#LadyFest Aims To Spur Discussion On Gender Equality
CORRECTION: The original story said Edith Fisher was a playwright. She is actually a poet, not a playwright.
#LadyFest is the second show in Fancy Pants social justice series. In February the theater did a similar program on race and will hold one on LGBT rights in June. Ben Hooper is the vice executive director of Fancy Pants and co-producer of #LadyFest.
“And what we try to do with those shows is—rather than preach, we want to provoke discussion. Cause especially with the crowd in this city, if we did preach we would be essentially preaching to the choir. Which is great and it makes everyone feel nice but you’re not really accomplishing anything. So in this play we have a lot of different ideas coming from different segments. Some of them are just straight-up feminism, empowerment. Others take separate ideas. Some of them challenge the way we look at gender. Some of them might even anger feminists a little and that’s ok. Part of what we want to do is say it’s ok to be angry, join the discussion.”
#LadyFest opens Friday, March 13th at Fire Historical and Cultural Arts Collaborative and runs for two weekends. Laura Henderson of Queer Theatre Kalamazoo says each night the second act will be a little different. Friday night, for example, there will be a guided discussion by sociology PhD and poet Edith Fisher, as well as karaoke.
The short plays themselves are a mixture of local scripts as well as those from esteemed national playwrights. The short play “Jack Pork” by Buffalo-area writer Donna Hoke seems to be a cast favorite. It takes place on the set of a retro TV show like Mad Men.
In “Jack Pork,” TV actress Chrissy is objectified and harassed by her coworkers, all in the name of show business. But when Chrissy’s co-star Jack has a problem with a certain part of his anatomy—the director and crew are all about sensitivity. After all, they say Jack is a serious actor that should be treated with respect.
"Would you like people walking up to you, always pointing at your body?" Jack remarks to Chrissy.
Actor Dan Lafferty plays the character Jack Pork.
“Obviously he’s not used to or he thinks there’s something wrong with the way he’s treated about his body, but they don’t see anything wrong with the way Chrissy is treated,” he says.
“So it’s just an interesting take on it and how would a man react to that. And in this show, you know, the man is just as upset as women are. And yet he still doesn’t learn the lesson that women don’t like it, even though he doesn’t like it personally.”

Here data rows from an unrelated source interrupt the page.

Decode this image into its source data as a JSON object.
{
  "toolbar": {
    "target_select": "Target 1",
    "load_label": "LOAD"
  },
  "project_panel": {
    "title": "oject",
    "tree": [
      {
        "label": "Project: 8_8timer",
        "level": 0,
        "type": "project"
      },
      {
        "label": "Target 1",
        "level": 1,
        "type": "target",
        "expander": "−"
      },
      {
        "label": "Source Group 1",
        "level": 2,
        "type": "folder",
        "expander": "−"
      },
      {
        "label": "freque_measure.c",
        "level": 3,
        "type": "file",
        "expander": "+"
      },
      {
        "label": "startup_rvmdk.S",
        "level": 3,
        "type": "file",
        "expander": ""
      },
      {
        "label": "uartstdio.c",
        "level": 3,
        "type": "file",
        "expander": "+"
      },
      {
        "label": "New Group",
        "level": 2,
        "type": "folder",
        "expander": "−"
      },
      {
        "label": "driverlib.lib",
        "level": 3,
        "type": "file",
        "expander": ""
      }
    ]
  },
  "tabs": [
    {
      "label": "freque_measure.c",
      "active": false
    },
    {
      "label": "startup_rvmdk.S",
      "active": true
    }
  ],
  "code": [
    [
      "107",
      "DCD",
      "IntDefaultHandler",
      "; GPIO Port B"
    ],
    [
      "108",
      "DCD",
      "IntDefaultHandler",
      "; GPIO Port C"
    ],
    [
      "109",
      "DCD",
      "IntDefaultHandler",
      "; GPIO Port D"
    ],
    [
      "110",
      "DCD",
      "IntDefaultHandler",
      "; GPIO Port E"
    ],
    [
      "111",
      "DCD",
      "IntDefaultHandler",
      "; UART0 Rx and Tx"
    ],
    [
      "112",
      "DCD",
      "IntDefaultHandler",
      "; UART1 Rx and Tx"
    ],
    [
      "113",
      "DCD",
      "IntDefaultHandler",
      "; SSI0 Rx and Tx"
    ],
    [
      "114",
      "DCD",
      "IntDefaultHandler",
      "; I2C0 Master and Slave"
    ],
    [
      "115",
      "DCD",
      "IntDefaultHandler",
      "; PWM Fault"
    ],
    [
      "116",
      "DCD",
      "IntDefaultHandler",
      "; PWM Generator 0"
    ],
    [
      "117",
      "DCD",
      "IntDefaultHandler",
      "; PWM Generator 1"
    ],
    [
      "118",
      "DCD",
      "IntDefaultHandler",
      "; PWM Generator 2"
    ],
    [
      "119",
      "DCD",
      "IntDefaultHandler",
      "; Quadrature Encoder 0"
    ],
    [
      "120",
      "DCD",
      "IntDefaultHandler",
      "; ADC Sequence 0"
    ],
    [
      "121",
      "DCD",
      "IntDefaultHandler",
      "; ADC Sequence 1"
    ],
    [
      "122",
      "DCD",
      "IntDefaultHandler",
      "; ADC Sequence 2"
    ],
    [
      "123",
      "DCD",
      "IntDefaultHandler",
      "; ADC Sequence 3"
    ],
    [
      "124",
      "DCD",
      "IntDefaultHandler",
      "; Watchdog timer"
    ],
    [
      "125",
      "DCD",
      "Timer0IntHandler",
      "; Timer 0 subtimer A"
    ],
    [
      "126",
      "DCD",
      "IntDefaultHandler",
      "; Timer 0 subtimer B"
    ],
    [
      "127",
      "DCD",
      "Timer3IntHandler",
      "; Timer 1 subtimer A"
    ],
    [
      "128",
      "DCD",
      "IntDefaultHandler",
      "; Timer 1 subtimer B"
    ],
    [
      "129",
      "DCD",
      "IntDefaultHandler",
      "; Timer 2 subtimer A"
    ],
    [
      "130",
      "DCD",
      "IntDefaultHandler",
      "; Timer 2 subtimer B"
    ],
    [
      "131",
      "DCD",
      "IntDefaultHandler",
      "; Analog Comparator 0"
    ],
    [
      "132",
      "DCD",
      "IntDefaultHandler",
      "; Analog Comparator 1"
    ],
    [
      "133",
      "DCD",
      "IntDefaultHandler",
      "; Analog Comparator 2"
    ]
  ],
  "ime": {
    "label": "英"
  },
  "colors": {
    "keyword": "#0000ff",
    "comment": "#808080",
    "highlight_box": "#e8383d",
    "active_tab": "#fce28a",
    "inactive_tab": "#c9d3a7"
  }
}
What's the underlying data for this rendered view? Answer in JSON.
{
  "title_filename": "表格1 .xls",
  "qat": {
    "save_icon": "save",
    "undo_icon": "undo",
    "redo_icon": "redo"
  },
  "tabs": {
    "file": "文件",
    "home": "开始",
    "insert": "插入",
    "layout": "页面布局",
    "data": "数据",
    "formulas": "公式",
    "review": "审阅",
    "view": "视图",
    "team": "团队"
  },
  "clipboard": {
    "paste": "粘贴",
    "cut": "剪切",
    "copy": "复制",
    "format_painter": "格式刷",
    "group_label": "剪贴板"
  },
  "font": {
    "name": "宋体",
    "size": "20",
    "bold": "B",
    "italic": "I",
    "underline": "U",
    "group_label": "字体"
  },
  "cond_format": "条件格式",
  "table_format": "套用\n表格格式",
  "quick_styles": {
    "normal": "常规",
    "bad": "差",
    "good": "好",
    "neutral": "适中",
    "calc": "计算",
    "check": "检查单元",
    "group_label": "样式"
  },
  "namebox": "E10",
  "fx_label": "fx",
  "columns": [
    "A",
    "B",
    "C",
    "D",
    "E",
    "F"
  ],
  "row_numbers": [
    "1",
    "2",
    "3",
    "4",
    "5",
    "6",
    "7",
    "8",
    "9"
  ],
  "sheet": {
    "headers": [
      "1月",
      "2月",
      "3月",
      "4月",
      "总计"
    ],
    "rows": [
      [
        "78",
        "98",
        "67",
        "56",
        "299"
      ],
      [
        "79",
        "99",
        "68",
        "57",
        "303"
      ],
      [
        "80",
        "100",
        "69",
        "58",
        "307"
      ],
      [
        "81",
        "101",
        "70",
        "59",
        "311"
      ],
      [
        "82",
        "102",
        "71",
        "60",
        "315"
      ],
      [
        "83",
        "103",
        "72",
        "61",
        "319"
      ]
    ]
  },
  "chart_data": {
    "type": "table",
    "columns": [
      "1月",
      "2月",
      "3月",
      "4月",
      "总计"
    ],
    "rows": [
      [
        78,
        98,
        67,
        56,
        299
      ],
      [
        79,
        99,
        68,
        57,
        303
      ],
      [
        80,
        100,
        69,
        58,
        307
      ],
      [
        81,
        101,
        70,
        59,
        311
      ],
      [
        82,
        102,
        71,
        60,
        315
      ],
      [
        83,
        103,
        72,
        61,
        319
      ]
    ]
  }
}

In the play, Chrissy isn’t treated much differently than her character. Actor Brishen Miller says the playwright was probably trying to show how little has changed in our society.
“It mentions blogs and Tumblr, so it is modern era," he says. "But a lot of the dialogue and a lot of the effects come up with a lot of older, patriarchal 40s, 50s, and 60s era stuff. But we’re obviously new people with the exact same ideals.”